**Exercise goal**
The answer must be every line from the listing that holds the string "background".

□ □ □ □ □

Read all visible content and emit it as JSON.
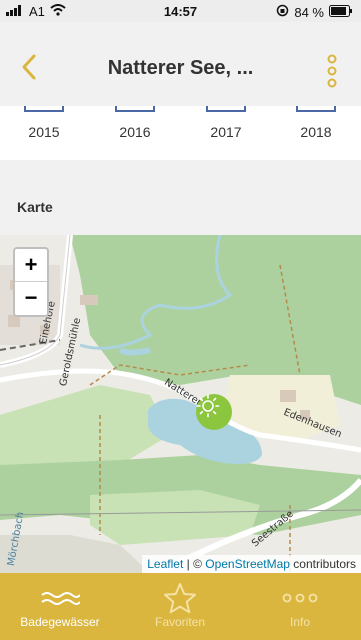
{
  "status_bar": {
    "carrier": "A1",
    "time": "14:57",
    "battery": "84 %"
  },
  "header": {
    "title": "Natterer See, ..."
  },
  "years": [
    "2015",
    "2016",
    "2017",
    "2018"
  ],
  "section": {
    "map_title": "Karte"
  },
  "map": {
    "zoom_in": "+",
    "zoom_out": "−",
    "labels": {
      "einehofe": "Einehofe",
      "geroldsmuhle": "Geroldsmühle",
      "natterer": "Natterer",
      "edenhausen": "Edenhausen",
      "seestrasse": "Seestraße",
      "marchbach": "Mörchbach"
    },
    "attribution": {
      "leaflet": "Leaflet",
      "sep": " | © ",
      "osm": "OpenStreetMap",
      "suffix": " contributors"
    }
  },
  "tabs": [
    {
      "label": "Badegewässer",
      "icon": "waves-icon"
    },
    {
      "label": "Favoriten",
      "icon": "star-icon"
    },
    {
      "label": "Info",
      "icon": "dots-icon"
    }
  ],
  "colors": {
    "accent": "#dab63f",
    "lake": "#aad3df",
    "forest": "#add19e",
    "pin": "#8cc63f"
  }
}
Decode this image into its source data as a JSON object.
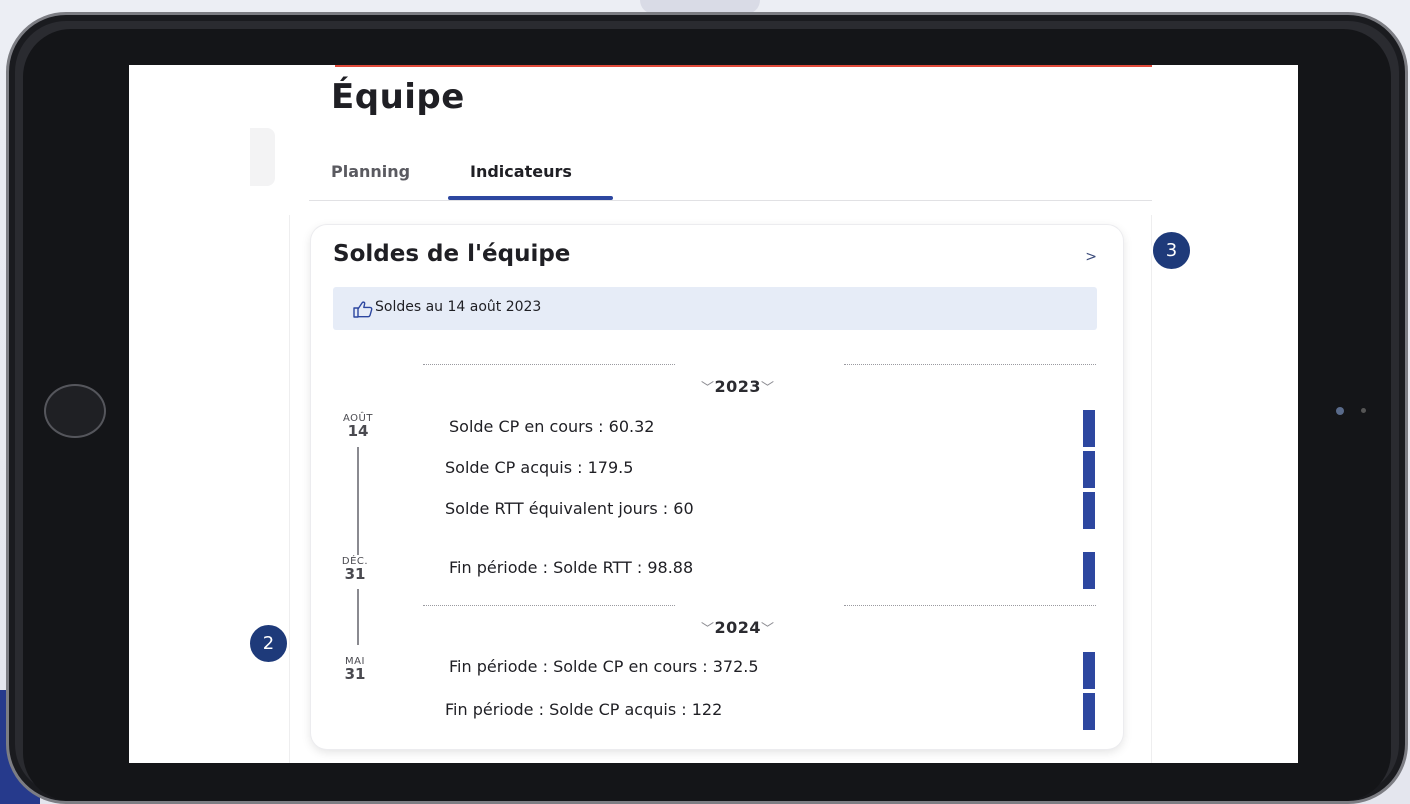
{
  "page": {
    "title": "Équipe",
    "tabs": [
      {
        "label": "Planning",
        "active": false
      },
      {
        "label": "Indicateurs",
        "active": true
      }
    ]
  },
  "card": {
    "title": "Soldes de l'équipe",
    "chevron": ">",
    "info_icon": "thumbs-up-outline-icon",
    "info_text": "Soldes au 14 août 2023",
    "years": [
      {
        "year": "2023",
        "dates": [
          {
            "month": "AOÛT",
            "day": "14",
            "items": [
              "Solde CP en cours : 60.32",
              "Solde CP acquis : 179.5",
              "Solde RTT équivalent jours : 60"
            ]
          },
          {
            "month": "DÉC.",
            "day": "31",
            "items": [
              "Fin période : Solde RTT : 98.88"
            ]
          }
        ]
      },
      {
        "year": "2024",
        "dates": [
          {
            "month": "MAI",
            "day": "31",
            "items": [
              "Fin période : Solde CP en cours : 372.5",
              "Fin période : Solde CP acquis : 122"
            ]
          }
        ]
      }
    ],
    "year_chevron": "﹀"
  },
  "callouts": [
    {
      "number": "3"
    },
    {
      "number": "2"
    }
  ],
  "colors": {
    "accent": "#2d47a0",
    "info_bg": "#e6ecf7",
    "top_rule": "#e04a3a",
    "badge": "#1e3a7a"
  }
}
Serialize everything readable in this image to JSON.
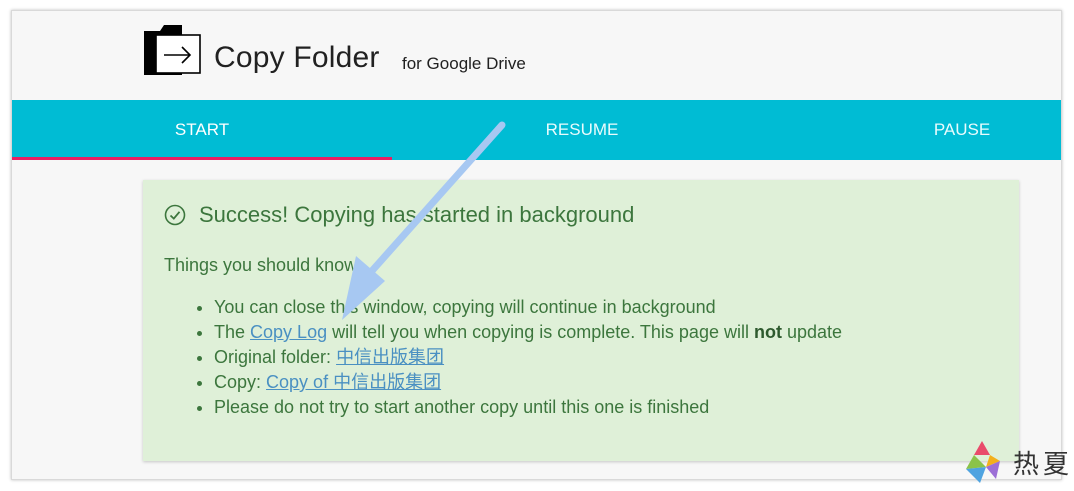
{
  "header": {
    "title": "Copy Folder",
    "subtitle": "for Google Drive"
  },
  "tabs": [
    {
      "label": "START",
      "active": true
    },
    {
      "label": "RESUME",
      "active": false
    },
    {
      "label": "PAUSE",
      "active": false
    }
  ],
  "alert": {
    "title": "Success! Copying has started in background",
    "intro": "Things you should know:",
    "items": {
      "close_window": "You can close this window, copying will continue in background",
      "log_prefix": "The ",
      "log_link": "Copy Log",
      "log_middle": " will tell you when copying is complete. This page will ",
      "log_bold": "not",
      "log_suffix": " update",
      "original_prefix": "Original folder: ",
      "original_link": "中信出版集团",
      "copy_prefix": "Copy: ",
      "copy_link": "Copy of 中信出版集团",
      "warning": "Please do not try to start another copy until this one is finished"
    }
  },
  "watermark": {
    "text": "热夏"
  },
  "colors": {
    "tab_bar": "#00bcd4",
    "tab_indicator": "#e91e63",
    "alert_bg": "#dff0d8",
    "alert_text": "#3c763d",
    "link": "#4a90c2",
    "annotation_arrow": "#a7c8f2"
  },
  "icons": {
    "logo": "folder-copy-icon",
    "success": "check-circle-icon"
  }
}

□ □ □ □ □

**Problem solution**
    "title": "Success! Copying has started in background",
      "close_window": "You can close this window, copying will continue in background",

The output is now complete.